The mayors of Parkersburg, Marietta, and Belpre are leading efforts to help small business owners stay afloat as the local economy begins to slowly re-open. Chiefly among them, Parkersburg’s city council approved a small business relief program on May 5 to help employers with 25 or fewer employees. Priority will be given to companies with 10 or fewer employees, said Parkersburg Mayor Tom Joyce.

“We are going to appropriate our community development block grant money for small business relief,” said Joyce. “It will help small businesses with their unmet needs: Maybe they got some fed protection money, but maybe they need help with rent assistance or inventory.”

Joyce said program loans of up to $5,000 might be forgivable in 90 to 120 days if a business is still struggling but can show they’ve kept their employees on the payroll. This parameter is pending council approval.

Also in the works is a possible business and occupation (B&O) tax exemption, a plan Joyce intends to present for council’s consideration at their May 19 meeting. This plan could exempt a certain number of B&O taxes for some businesses “capturing 99% of the small businesses.” 

“It will be proposed for the $500-$1,000 range,” he said. “It would not be for all categories, but for those we believed to be most impacted.”

We want to make an environment that makes it easier for them to make decisions.

Mayor Joyce

Joyce said tax deadlines would also be extended, allowing businesses an additional 30 days to file.

“Uncertainty and a lack of confidence are two of the worst things you can have in business,” he said. “[We want to] make an environment that makes it easier for them to make decisions.”

A final piece Parkersburg implemented early on was free parking downtown, allowing for ease of restaurant curbside pick-up.

“With Highmark [Blue Cross Blue Shield West Virginia] and the Bureau of the Fiscal Service out, our downtown businesses are going to suffer until those businesses come back to work,” he said, explaining the need to allow for free parking to encourage others to come downtown to get carryout.

Free parking was explored in downtown Marietta, said Mayor Josh Schlicher, but the need wasn’t as urgent there, with ample parking available then and now. 

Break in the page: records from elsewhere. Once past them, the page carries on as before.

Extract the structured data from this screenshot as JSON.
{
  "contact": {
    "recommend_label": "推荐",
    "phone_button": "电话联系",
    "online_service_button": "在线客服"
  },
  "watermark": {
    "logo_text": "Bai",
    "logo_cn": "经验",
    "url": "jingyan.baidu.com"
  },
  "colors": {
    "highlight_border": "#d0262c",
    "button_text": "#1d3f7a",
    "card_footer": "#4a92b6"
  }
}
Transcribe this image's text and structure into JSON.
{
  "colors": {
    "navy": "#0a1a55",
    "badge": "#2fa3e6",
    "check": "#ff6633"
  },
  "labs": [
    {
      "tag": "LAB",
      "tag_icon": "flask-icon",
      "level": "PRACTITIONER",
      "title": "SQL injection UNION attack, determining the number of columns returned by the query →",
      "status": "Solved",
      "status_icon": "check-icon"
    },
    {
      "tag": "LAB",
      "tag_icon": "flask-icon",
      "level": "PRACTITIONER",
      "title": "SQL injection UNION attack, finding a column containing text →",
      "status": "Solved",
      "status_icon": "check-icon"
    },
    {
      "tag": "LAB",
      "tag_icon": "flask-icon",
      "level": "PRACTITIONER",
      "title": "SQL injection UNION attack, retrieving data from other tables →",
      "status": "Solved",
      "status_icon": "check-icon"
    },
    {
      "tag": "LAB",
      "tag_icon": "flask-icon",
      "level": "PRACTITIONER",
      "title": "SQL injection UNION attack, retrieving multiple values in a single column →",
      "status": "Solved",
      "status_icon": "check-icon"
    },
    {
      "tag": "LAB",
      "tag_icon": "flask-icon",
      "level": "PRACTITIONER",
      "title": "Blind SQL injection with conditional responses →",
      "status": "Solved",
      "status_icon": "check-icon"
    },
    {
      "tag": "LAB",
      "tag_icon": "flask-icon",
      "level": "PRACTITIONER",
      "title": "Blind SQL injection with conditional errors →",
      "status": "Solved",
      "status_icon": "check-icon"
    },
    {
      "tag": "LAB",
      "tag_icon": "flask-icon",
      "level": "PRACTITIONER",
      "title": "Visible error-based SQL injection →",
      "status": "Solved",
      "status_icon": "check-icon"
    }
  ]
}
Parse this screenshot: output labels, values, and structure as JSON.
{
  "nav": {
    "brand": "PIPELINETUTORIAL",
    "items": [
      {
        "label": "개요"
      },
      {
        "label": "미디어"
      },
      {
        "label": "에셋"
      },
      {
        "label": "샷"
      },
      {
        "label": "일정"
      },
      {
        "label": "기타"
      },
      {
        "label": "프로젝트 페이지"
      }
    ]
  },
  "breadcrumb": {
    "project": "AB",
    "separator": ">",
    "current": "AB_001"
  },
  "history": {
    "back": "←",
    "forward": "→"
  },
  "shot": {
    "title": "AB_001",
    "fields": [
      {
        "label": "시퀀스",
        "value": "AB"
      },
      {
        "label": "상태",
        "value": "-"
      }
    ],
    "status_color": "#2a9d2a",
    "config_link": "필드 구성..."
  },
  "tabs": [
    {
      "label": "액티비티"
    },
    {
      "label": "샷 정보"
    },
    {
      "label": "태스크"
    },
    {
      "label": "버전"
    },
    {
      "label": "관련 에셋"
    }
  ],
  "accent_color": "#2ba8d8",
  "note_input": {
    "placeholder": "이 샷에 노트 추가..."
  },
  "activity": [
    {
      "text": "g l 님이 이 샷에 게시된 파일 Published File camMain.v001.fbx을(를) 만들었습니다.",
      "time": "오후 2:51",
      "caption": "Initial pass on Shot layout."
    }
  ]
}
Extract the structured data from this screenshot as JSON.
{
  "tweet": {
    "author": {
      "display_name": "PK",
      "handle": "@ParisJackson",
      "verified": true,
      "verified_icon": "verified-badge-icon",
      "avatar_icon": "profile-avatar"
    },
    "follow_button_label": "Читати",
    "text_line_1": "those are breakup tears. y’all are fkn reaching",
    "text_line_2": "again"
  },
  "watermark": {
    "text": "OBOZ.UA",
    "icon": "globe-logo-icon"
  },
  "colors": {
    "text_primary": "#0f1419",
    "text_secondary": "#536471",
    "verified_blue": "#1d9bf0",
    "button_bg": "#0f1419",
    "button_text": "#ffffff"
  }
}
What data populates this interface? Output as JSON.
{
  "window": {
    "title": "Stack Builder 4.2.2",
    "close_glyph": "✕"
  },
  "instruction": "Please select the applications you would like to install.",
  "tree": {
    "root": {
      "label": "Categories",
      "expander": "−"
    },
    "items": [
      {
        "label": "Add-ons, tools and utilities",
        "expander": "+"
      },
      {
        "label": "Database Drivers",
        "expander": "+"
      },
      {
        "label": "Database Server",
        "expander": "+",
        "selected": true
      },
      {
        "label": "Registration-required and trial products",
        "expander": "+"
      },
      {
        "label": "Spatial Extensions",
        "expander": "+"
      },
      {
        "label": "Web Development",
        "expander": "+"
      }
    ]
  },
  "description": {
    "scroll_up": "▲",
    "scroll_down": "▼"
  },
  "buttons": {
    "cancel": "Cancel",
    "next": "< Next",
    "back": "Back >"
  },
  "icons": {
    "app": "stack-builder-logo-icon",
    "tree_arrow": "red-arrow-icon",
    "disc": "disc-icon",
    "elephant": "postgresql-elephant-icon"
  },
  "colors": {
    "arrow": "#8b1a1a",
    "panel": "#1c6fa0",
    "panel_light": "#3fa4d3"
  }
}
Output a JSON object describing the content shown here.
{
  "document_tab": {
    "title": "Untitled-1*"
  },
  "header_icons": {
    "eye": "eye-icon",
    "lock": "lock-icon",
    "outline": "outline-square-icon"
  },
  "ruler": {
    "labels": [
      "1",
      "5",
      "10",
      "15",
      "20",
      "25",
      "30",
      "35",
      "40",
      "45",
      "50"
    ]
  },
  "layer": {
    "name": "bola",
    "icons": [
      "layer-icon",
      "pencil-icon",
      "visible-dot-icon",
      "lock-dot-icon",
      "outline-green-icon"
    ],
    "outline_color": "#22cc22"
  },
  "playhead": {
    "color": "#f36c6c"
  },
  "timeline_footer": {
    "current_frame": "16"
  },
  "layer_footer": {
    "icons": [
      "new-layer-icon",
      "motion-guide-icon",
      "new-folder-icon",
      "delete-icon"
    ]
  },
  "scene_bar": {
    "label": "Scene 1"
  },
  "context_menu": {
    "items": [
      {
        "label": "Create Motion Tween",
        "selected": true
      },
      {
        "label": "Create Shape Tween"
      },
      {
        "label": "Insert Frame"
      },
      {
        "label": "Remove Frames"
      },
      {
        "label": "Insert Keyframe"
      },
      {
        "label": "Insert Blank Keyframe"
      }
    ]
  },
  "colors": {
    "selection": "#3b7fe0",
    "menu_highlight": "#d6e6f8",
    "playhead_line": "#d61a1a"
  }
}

“We walked downtown to all restaurants and asked if they needed any modification for parking downtown,” said Schlicher. “The majority said no, since there is lots of parking on-street due to other businesses being closed. But we did give that option.”

Schlicher said the city has stayed in contact with the Chamber of Commerce and Marietta Main Street, giving them what the city knows and what’s coming through their office in terms of relief programs or federal programs. 

“It’s been frustrating dealing with some of that,” he said. “Announcements were made but no guidelines were set forth. We are not sure when the money is coming in.”

He said the city has received questions they haven’t been able to answer for fear of putting out incorrect information. 

We are anxious to see downtown come back to life and working again.

Mayor Schlicher

“We have done what we can by staying in touch, mainly,” said Schlicher. “There are so many different unknowns.”

He added he has been on conference calls with Congressman Bill Johnson and other Ohio mayors, many of whom are feeling similarly stuck. 

To Marietta business owners, Schlicher says to try to hang tight.

“Some say they can weather the storm, but others are saying they are seriously thinking about shutting the doors on their business,” he said. “We are anxious to see downtown come back to life and working again.”

In Belpre, parking is less of a concern as well, but Mayor Michael Lorentz is ensuring resources are available to residents.

“The Senior Center is monitoring the meal needs for seniors and [Belpre Area Ministries] is also aware,” he wrote to Clutch MOV over email. “And the food pantry is open.”